“Our office particularly loves Pinterest because it allows Congressman Fincher to show off his district on an ‘evergreen’ platform. ... We also use Pinterest to give content from our other platforms a ‘second life’ of sorts, creating new momentum for the message the moment it is pinned,” said Elizabeth Lauten, Fincher’s communications director.
Retiring Rep. Michele Bachmann, R-Minn., was inspired by her daughters to create a Pinterest account, pinterest.com/michelebachmann. She uses the site to highlight destinations in her state, quotes that inspire her, highlights of her accomplishments, her family pictures and favorite recipes. She also illustrates her passion about adoption and foster care by sharing information, stories and events.
“Social media is such an important tool for communicating with my constituents, and Pinterest is a great way for me to connect with fellow moms, wives and Minnesotans,” Bachmann told CQ Roll Call.
Something to Aspire To
Outside observers have taken notice of the uptick in social-media strategies.
Brad Fitch, head of the Congressional Management Foundation, said it extends “to the point where we’re seeing new organizational charts emerge in congressional offices, where you’re seeing people shift resources to their communications team.”
The CMF, a nonpartisan nonprofit that works with members of Congress to enhance their interactions with constituents, is expanding its Gold Mouse Awards, typically reserved for best website practices, to include a Social Media category this year.
“The goal here is to shine the light on the best practices so that other offices that are interested in following those practices have some models and some guides to follow, especially with the newer [platforms],” Fitch told CQ Roll Call. The Gold Mouse Awards will be announced in February, followed by an awards ceremony in March.
“It allows members to look human. And one of the biggest challenges that Congress often faces is the dehumanization of Congress. One of the reasons that they have a low approval rating is because it’s easy to hate people you don’t know. Social media allows members of Congress to get to know their constituents as people on both sides of the aisle,” Fitch said.
Not everyone is such a fan.
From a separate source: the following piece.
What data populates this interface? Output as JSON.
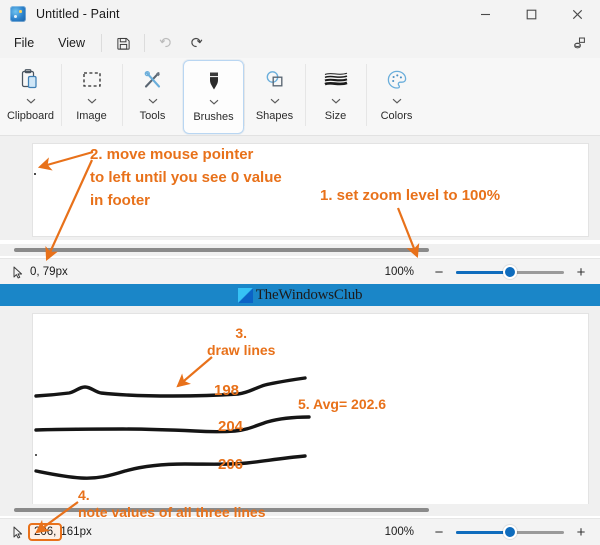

Melanie Sloan, executive director of Citizens for Responsibility and Ethics in Washington, agrees that social media has the potential to make members “seem more likable and human and more approachable,” but she doesn’t think it conveys anything about who they really are.
“It suggests intimacy that’s not real, [the] same thing movie stars and singers do,” she said.